One of the most important things, too, in developing characters is making sure all of them have a backstory but not necessarily revealing each character’s backstory until the last possible moment; and sometimes just a few words are needed. I think some of the most effective backstory techniques are those that hint rather than tell out right–leaving just what we need to know. Since backstory is never the point of the story, rather something preceding it, sometimes there’s a risk of deviating from the plot. So I’ve been working, for example, within a location (New Zealand) for my main character, and what the character is experiencing, which is more subtle within the first-to-early mid-sections of the novel I’m working on now. But toward the end of the novel, there’s more of an opportunity to see the main character purposely revisiting the location in terms of the novel becoming more full circle.
I started out needing to develop the main character, secondary characters, and supportive characters’ backstory by writing general statements about each of them, which helped me to keep on target with the direction of the novel.

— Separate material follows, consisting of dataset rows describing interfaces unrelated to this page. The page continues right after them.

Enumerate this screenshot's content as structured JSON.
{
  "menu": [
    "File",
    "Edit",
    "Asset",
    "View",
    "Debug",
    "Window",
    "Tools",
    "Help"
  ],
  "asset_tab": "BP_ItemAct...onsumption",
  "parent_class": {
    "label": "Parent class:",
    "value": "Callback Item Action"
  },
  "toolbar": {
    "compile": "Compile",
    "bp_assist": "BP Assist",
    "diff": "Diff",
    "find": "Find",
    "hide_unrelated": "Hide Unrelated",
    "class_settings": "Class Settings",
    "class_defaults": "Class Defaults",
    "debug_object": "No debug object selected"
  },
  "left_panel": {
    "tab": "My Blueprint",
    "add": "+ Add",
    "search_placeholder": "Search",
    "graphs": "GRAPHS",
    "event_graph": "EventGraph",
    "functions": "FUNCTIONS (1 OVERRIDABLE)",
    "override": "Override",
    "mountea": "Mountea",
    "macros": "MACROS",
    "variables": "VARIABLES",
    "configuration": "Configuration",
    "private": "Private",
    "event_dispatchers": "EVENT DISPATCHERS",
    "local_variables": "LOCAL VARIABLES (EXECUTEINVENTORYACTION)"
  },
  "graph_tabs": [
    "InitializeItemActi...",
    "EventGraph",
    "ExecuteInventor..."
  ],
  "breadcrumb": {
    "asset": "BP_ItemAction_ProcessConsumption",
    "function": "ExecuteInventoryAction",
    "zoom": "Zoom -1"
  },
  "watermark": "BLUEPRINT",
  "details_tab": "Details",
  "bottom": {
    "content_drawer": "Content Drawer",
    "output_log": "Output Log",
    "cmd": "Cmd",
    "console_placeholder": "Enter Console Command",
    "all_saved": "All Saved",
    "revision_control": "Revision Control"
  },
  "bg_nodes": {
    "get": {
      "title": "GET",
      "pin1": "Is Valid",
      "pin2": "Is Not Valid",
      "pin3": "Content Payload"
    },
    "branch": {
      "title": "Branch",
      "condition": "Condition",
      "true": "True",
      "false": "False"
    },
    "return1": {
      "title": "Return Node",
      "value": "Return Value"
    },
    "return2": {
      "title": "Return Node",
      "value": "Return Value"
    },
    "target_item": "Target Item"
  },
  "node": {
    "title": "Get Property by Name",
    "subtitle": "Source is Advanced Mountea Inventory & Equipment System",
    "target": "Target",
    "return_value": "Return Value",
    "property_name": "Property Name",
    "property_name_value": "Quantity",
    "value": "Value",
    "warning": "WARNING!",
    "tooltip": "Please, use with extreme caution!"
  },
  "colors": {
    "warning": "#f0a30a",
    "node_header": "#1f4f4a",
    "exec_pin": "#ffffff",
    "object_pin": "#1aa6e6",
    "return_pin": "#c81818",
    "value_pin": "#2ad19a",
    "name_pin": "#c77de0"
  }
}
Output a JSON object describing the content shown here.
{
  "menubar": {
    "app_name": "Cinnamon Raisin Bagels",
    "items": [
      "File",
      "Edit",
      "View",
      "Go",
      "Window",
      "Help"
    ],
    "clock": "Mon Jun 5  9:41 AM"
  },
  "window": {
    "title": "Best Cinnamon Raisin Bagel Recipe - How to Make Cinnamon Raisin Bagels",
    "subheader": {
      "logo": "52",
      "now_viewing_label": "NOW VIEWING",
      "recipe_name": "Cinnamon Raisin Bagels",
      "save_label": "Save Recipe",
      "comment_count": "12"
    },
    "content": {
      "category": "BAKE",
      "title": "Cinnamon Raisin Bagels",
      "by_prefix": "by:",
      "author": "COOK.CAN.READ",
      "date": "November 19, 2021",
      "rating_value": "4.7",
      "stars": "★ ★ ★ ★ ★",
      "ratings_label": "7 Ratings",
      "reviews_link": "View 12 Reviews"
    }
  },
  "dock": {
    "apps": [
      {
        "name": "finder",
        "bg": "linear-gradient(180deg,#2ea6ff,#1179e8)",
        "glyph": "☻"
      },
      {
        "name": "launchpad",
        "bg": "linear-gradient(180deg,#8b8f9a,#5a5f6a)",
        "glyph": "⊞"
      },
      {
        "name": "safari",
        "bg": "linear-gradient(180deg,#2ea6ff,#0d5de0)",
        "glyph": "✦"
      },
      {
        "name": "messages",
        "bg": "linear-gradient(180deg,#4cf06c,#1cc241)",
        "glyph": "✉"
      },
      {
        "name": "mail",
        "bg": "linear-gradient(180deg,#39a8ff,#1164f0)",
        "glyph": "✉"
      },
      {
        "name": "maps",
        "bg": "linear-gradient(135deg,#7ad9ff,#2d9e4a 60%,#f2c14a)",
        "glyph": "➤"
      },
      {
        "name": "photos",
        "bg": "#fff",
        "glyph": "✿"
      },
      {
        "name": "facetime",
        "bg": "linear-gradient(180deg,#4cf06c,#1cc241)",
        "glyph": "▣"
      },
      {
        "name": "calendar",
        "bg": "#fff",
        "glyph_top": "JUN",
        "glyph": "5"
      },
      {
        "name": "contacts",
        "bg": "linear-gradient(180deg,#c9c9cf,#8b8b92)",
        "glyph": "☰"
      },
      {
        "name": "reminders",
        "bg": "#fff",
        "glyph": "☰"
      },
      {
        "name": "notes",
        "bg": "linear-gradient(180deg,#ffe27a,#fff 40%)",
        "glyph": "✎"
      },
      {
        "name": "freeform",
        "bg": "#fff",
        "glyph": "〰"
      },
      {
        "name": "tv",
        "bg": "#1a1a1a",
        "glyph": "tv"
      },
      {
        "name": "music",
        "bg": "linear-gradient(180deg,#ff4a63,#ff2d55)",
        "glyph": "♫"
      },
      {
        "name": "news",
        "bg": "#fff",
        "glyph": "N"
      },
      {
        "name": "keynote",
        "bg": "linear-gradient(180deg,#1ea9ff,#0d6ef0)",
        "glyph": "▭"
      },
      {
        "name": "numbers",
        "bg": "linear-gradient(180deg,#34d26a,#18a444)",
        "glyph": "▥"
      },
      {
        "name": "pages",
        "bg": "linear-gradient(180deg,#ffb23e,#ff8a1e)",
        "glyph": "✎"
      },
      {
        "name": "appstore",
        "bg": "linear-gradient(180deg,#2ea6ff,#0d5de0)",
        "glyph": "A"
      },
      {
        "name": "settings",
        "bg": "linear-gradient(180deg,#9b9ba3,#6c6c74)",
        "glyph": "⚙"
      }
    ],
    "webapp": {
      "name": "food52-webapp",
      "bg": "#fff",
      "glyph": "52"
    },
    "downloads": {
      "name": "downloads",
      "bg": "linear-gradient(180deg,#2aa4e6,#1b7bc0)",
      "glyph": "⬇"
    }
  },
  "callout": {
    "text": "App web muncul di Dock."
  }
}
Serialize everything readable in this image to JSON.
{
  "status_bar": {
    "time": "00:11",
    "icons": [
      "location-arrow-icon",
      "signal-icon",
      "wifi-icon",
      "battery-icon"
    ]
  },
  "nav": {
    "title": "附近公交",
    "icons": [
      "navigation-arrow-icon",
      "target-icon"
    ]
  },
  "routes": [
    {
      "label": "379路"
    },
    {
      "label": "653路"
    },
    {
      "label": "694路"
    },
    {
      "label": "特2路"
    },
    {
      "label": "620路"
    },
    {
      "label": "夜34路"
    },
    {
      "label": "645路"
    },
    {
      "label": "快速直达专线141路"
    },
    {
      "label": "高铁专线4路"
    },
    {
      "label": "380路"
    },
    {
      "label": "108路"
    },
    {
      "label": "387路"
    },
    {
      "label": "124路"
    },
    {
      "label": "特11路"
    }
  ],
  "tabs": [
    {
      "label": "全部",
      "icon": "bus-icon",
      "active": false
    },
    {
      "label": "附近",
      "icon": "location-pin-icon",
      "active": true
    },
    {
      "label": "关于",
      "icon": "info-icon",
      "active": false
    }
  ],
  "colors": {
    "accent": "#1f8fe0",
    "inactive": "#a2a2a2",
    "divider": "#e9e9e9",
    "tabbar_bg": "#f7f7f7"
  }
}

And, of course, always an outline helps–which can configure into helping sustain backstory.